▶ **What you will do**
Below are records to be repeated exactly. Leave their pictures behind.

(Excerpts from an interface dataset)
*** Block opens ***
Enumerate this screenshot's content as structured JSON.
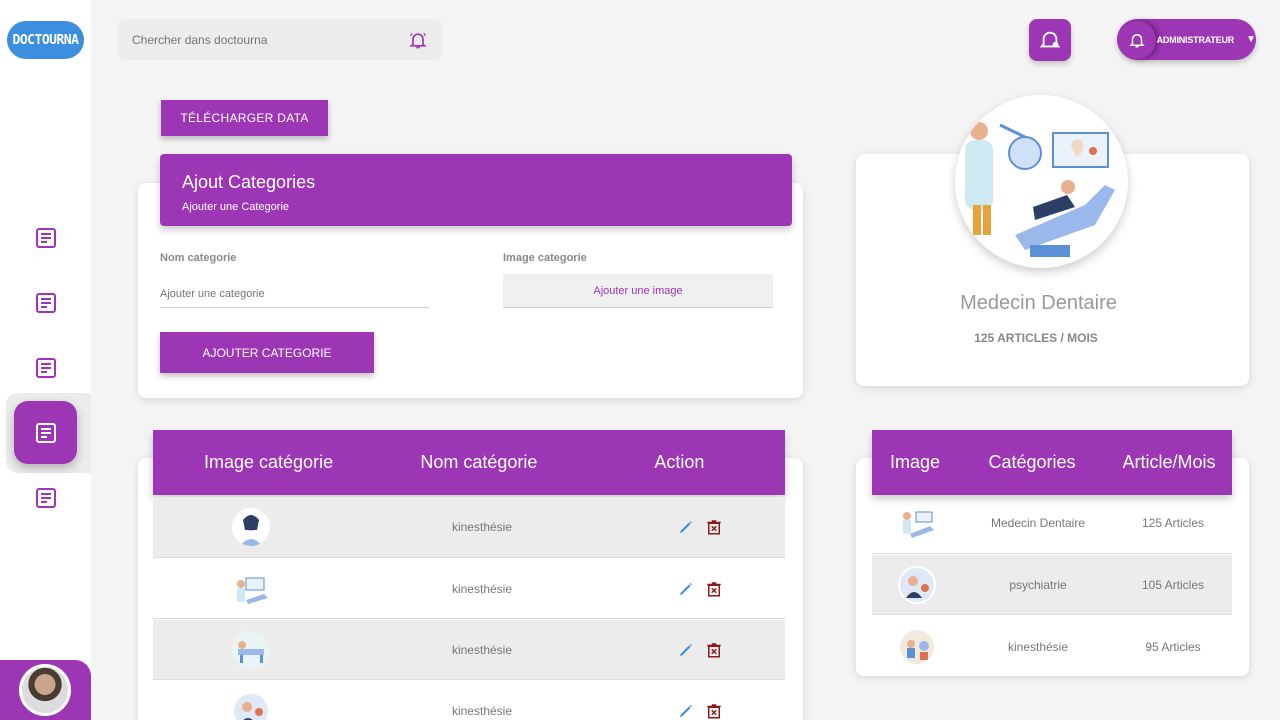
{
  "brand": {
    "logo_text": "DOCTOURNA"
  },
  "search": {
    "placeholder": "Chercher dans doctourna"
  },
  "admin": {
    "label": "ADMINISTRATEUR"
  },
  "download": {
    "label": "TÉLÉCHARGER DATA"
  },
  "form": {
    "title": "Ajout Categories",
    "subtitle": "Ajouter une Categorie",
    "name_label": "Nom categorie",
    "name_placeholder": "Ajouter une categorie",
    "image_label": "Image categorie",
    "image_button": "Ajouter une image",
    "submit": "AJOUTER CATEGORIE"
  },
  "profile": {
    "name": "Medecin Dentaire",
    "stat": "125 ARTICLES / MOIS"
  },
  "left_table": {
    "headers": [
      "Image catégorie",
      "Nom catégorie",
      "Action"
    ],
    "rows": [
      {
        "name": "kinesthésie"
      },
      {
        "name": "kinesthésie"
      },
      {
        "name": "kinesthésie"
      },
      {
        "name": "kinesthésie"
      }
    ]
  },
  "right_table": {
    "headers": [
      "Image",
      "Catégories",
      "Article/Mois"
    ],
    "rows": [
      {
        "category": "Medecin Dentaire",
        "count": "125 Articles"
      },
      {
        "category": "psychiatrie",
        "count": "105 Articles"
      },
      {
        "category": "kinesthésie",
        "count": "95  Articles"
      }
    ]
  },
  "colors": {
    "accent": "#9c36b5",
    "brand_blue": "#3b8ee0",
    "edit": "#3b8ee0",
    "delete": "#8b1a1a"
  }
}
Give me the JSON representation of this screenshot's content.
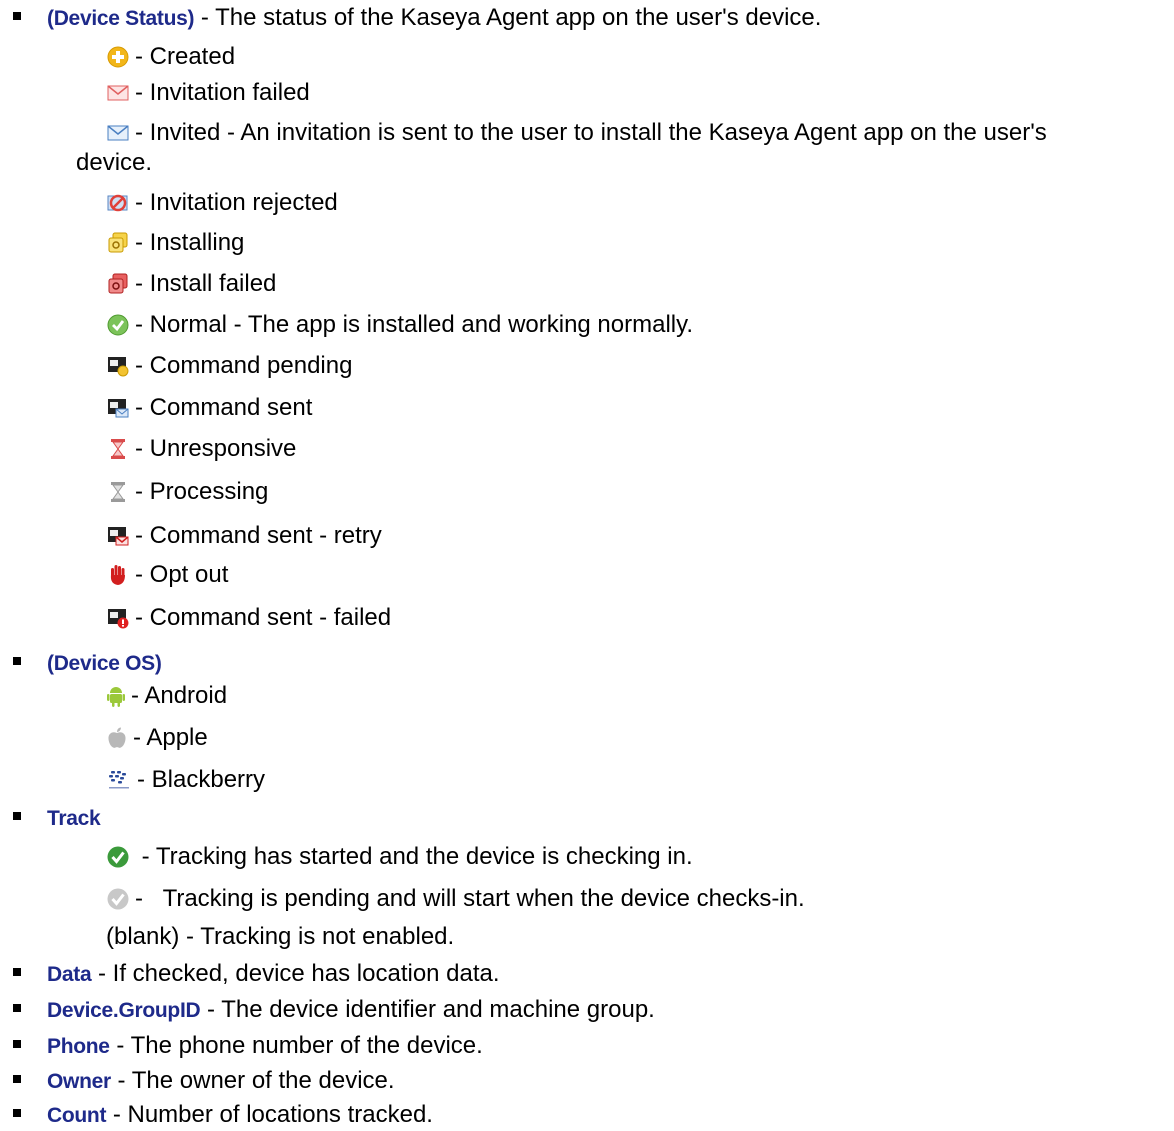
{
  "device_status": {
    "term": "(Device Status)",
    "description": " - The status of the Kaseya Agent app on the user's device.",
    "items": [
      {
        "icon": "plus-circle-icon",
        "label": "- Created"
      },
      {
        "icon": "envelope-red-icon",
        "label": "- Invitation failed"
      },
      {
        "icon": "envelope-blue-icon",
        "label": "- Invited - An invitation is sent to the user to install the Kaseya Agent app on the user's",
        "continuation": "device."
      },
      {
        "icon": "invitation-rejected-icon",
        "label": "- Invitation rejected"
      },
      {
        "icon": "installing-icon",
        "label": "- Installing"
      },
      {
        "icon": "install-failed-icon",
        "label": "- Install failed"
      },
      {
        "icon": "check-circle-green-icon",
        "label": "- Normal - The app is installed and working normally."
      },
      {
        "icon": "command-pending-icon",
        "label": "- Command pending"
      },
      {
        "icon": "command-sent-icon",
        "label": "- Command sent"
      },
      {
        "icon": "hourglass-red-icon",
        "label": "- Unresponsive"
      },
      {
        "icon": "hourglass-gray-icon",
        "label": "- Processing"
      },
      {
        "icon": "command-sent-retry-icon",
        "label": "- Command sent - retry"
      },
      {
        "icon": "hand-stop-icon",
        "label": "- Opt out"
      },
      {
        "icon": "command-sent-failed-icon",
        "label": "- Command sent - failed"
      }
    ]
  },
  "device_os": {
    "term": "(Device OS)",
    "items": [
      {
        "icon": "android-icon",
        "label": "- Android"
      },
      {
        "icon": "apple-icon",
        "label": "- Apple"
      },
      {
        "icon": "blackberry-icon",
        "label": "- Blackberry"
      }
    ]
  },
  "track": {
    "term": "Track",
    "items": [
      {
        "icon": "check-circle-dark-green-icon",
        "label": " - Tracking has started and the device is checking in."
      },
      {
        "icon": "check-circle-gray-icon",
        "label": "-   Tracking is pending and will start when the device checks-in."
      },
      {
        "label": "(blank) - Tracking is not enabled."
      }
    ]
  },
  "fields": [
    {
      "term": "Data",
      "description": " - If checked, device has location data."
    },
    {
      "term": "Device.GroupID",
      "description": " - The device identifier and machine group."
    },
    {
      "term": "Phone",
      "description": " - The phone number of the device."
    },
    {
      "term": "Owner",
      "description": " - The owner of the device."
    },
    {
      "term": "Count",
      "description": " - Number of locations tracked."
    }
  ]
}
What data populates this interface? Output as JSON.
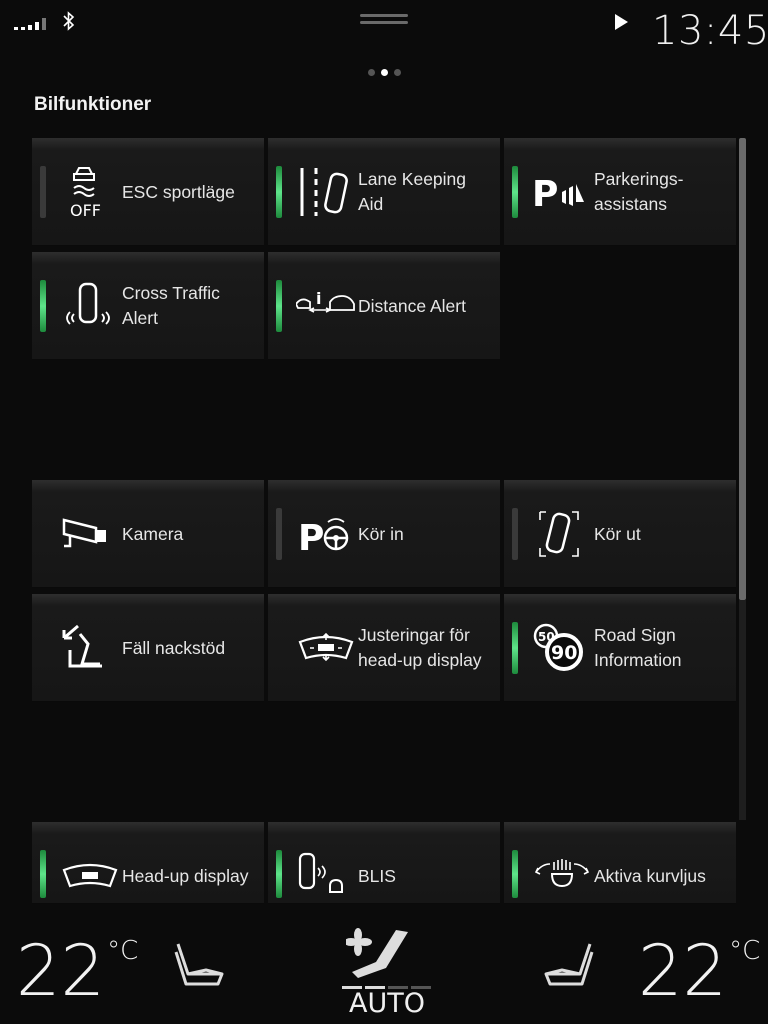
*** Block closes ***
▶ **Task answer**
Enumerate this screenshot's content as structured JSON.
{
  "brand": {
    "logo_text": "DOCTOURNA"
  },
  "search": {
    "placeholder": "Chercher dans doctourna"
  },
  "admin": {
    "label": "ADMINISTRATEUR"
  },
  "download": {
    "label": "TÉLÉCHARGER DATA"
  },
  "form": {
    "title": "Ajout Categories",
    "subtitle": "Ajouter une Categorie",
    "name_label": "Nom categorie",
    "name_placeholder": "Ajouter une categorie",
    "image_label": "Image categorie",
    "image_button": "Ajouter une image",
    "submit": "AJOUTER CATEGORIE"
  },
  "profile": {
    "name": "Medecin Dentaire",
    "stat": "125 ARTICLES / MOIS"
  },
  "left_table": {
    "headers": [
      "Image catégorie",
      "Nom catégorie",
      "Action"
    ],
    "rows": [
      {
        "name": "kinesthésie"
      },
      {
        "name": "kinesthésie"
      },
      {
        "name": "kinesthésie"
      },
      {
        "name": "kinesthésie"
      }
    ]
  },
  "right_table": {
    "headers": [
      "Image",
      "Catégories",
      "Article/Mois"
    ],
    "rows": [
      {
        "category": "Medecin Dentaire",
        "count": "125 Articles"
      },
      {
        "category": "psychiatrie",
        "count": "105 Articles"
      },
      {
        "category": "kinesthésie",
        "count": "95  Articles"
      }
    ]
  },
  "colors": {
    "accent": "#9c36b5",
    "brand_blue": "#3b8ee0",
    "edit": "#3b8ee0",
    "delete": "#8b1a1a"
  }
}
Give me the JSON representation of this screenshot's content.
{
  "device_status": {
    "term": "(Device Status)",
    "description": " - The status of the Kaseya Agent app on the user's device.",
    "items": [
      {
        "icon": "plus-circle-icon",
        "label": "- Created"
      },
      {
        "icon": "envelope-red-icon",
        "label": "- Invitation failed"
      },
      {
        "icon": "envelope-blue-icon",
        "label": "- Invited - An invitation is sent to the user to install the Kaseya Agent app on the user's",
        "continuation": "device."
      },
      {
        "icon": "invitation-rejected-icon",
        "label": "- Invitation rejected"
      },
      {
        "icon": "installing-icon",
        "label": "- Installing"
      },
      {
        "icon": "install-failed-icon",
        "label": "- Install failed"
      },
      {
        "icon": "check-circle-green-icon",
        "label": "- Normal - The app is installed and working normally."
      },
      {
        "icon": "command-pending-icon",
        "label": "- Command pending"
      },
      {
        "icon": "command-sent-icon",
        "label": "- Command sent"
      },
      {
        "icon": "hourglass-red-icon",
        "label": "- Unresponsive"
      },
      {
        "icon": "hourglass-gray-icon",
        "label": "- Processing"
      },
      {
        "icon": "command-sent-retry-icon",
        "label": "- Command sent - retry"
      },
      {
        "icon": "hand-stop-icon",
        "label": "- Opt out"
      },
      {
        "icon": "command-sent-failed-icon",
        "label": "- Command sent - failed"
      }
    ]
  },
  "device_os": {
    "term": "(Device OS)",
    "items": [
      {
        "icon": "android-icon",
        "label": "- Android"
      },
      {
        "icon": "apple-icon",
        "label": "- Apple"
      },
      {
        "icon": "blackberry-icon",
        "label": "- Blackberry"
      }
    ]
  },
  "track": {
    "term": "Track",
    "items": [
      {
        "icon": "check-circle-dark-green-icon",
        "label": " - Tracking has started and the device is checking in."
      },
      {
        "icon": "check-circle-gray-icon",
        "label": "-   Tracking is pending and will start when the device checks-in."
      },
      {
        "label": "(blank) - Tracking is not enabled."
      }
    ]
  },
  "fields": [
    {
      "term": "Data",
      "description": " - If checked, device has location data."
    },
    {
      "term": "Device.GroupID",
      "description": " - The device identifier and machine group."
    },
    {
      "term": "Phone",
      "description": " - The phone number of the device."
    },
    {
      "term": "Owner",
      "description": " - The owner of the device."
    },
    {
      "term": "Count",
      "description": " - Number of locations tracked."
    }
  ]
}
What data populates this interface? Output as JSON.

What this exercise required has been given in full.